In addition to hiking up to Deer Haven, you can view it from above at an overlook on the Badlands Loop drive. Apparently, there is also a trail that allows you to hike down to Deer Haven (instead of the route we took). I know nothing about it, but definitely ask a ranger at the Visitor Center if that sounds appealing to you.

One of the best reasons to go to Badlands are their dark skies. Each evening during the summer the park has a Night Sky ranger program at the Cedar Pass Campground Amphitheater. There's also an annual Astronomy Festival there in July. Badlands isn't an IDA-certified Dark Skies park, but there aren't any major metropolitan areas near the park to pollute its skies, so the views are awesome.

It rained heavily a couple times while we were in Badlands, so we decided to check out the town of Wall as a side trip. Even if you've never been to South Dakota, you've likely seen bumper stickers on cars that say "Wall Drug" on them. It is a kitsch place, but it's the King of Kitsch. You will be hard pressed to find a place that does kitsch better, larger, or more intently than Wall Drug. We bought nothing but lunch, ice cream, and fudge for the road, but we had some good laughs walking through the place. Since it was late-April, it was relatively empty, which also made it more tolerable.

We made our way to the National Grasslands Visitor Center as a second stop in Wall and it was definitely more our style. We learned a good deal from the information they have and we took in their movie...which was wonderful for all the wrong reasons. The data provided in the film was great, but it was definitely filmed more than twenty years ago and needs an overhaul.

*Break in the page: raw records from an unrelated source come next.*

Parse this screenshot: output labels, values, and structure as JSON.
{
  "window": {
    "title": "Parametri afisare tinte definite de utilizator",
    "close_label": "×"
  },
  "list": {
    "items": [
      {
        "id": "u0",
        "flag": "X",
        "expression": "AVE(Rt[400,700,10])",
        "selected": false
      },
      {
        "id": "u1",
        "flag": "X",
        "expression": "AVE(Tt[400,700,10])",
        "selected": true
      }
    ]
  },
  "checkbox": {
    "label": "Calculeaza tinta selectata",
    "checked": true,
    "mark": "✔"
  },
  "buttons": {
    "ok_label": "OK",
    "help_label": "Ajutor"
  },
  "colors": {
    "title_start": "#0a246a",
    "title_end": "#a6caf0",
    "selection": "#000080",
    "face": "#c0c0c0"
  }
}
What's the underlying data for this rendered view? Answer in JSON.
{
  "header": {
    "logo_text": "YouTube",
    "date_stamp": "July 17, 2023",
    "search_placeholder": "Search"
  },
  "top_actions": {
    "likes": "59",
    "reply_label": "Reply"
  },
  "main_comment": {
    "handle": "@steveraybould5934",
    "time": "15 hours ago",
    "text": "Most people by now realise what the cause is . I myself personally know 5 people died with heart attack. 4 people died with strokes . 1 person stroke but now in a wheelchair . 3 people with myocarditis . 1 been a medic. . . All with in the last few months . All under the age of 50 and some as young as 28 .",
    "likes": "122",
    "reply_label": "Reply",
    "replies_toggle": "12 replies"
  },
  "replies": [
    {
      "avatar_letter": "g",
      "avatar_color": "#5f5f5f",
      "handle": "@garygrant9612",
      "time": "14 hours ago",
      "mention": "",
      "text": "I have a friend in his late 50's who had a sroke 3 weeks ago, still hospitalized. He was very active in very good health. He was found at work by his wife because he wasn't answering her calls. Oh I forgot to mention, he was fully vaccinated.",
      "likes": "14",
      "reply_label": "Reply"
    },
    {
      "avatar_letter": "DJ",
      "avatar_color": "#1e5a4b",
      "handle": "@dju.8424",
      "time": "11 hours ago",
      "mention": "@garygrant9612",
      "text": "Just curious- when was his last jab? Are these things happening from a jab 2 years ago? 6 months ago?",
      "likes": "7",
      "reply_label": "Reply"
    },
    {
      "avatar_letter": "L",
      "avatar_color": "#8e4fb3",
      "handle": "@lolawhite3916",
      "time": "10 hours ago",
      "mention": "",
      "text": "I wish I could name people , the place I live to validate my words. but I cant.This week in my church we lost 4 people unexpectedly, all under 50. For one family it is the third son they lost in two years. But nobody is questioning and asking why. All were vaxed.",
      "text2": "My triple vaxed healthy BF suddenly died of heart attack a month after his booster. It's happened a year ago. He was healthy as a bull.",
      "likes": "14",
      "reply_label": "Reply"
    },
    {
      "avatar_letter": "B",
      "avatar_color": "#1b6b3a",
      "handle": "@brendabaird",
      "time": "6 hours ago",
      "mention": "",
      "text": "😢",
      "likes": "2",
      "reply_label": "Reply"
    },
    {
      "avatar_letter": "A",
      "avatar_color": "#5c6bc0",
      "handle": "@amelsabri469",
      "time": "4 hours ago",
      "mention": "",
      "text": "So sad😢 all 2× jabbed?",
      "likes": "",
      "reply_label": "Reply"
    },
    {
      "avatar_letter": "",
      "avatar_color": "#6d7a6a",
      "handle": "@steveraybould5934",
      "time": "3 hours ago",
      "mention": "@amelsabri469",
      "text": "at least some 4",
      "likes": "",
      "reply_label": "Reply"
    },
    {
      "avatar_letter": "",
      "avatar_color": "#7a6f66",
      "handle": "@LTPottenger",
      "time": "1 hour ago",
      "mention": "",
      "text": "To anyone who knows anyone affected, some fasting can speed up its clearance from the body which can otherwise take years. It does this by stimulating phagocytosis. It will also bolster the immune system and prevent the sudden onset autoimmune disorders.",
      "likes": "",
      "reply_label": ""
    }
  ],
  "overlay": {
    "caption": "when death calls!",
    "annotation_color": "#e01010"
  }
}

In addition to the hikes previously mentioned, we did a few more little things while in Badlands NP. We walked the .25 of a mile Fossil Exhibit Trail. It details the types of fossils that can be found in the park and is an accessible trail for folks with mobility issues. (Badlands does this better than a lot of parks, btw. At least four trails are fully or partially covered with a boardwalk.) We also hiked the Cliff Shelf Nature Trail (.5 mi). We recommend doing the Cliff Shelf Trail as a night hike, which the rangers often lead during the summer.

Driving the Badlands "Loop" Road (SD 240) is a must-do activity for anyone visiting the park. It's 31 mi one way in the park and has 15 overlooks–the Pinnacles and Big Badlands overlooks are must stops. If you don't have an annual pass to the US National Parks, I believe the park entrance fee is currently at $20. If you plan to spend more than three days in a year in a National Park, the annual pass is worth it.

Last but definitely not least: on our way to Badlands, coming from Custer State Park, we went through Rapid City and stopped at Wild Idea Buffalo Co. If you have read Buffalo for the Broken Heart by Dan O'Brien, you understand why we went there. If you haven't read it, you need to. The bison meat we purchased there was incredible and we strongly recommend learning about and going to Wild Idea.

We hope to have a longer stay in Badlands NP the next time we visit–hike the Yellow Mounds, do some backcountry camping, and explore the southwest side of the park. We would eagerly stay in the Cedar Pass Campground again.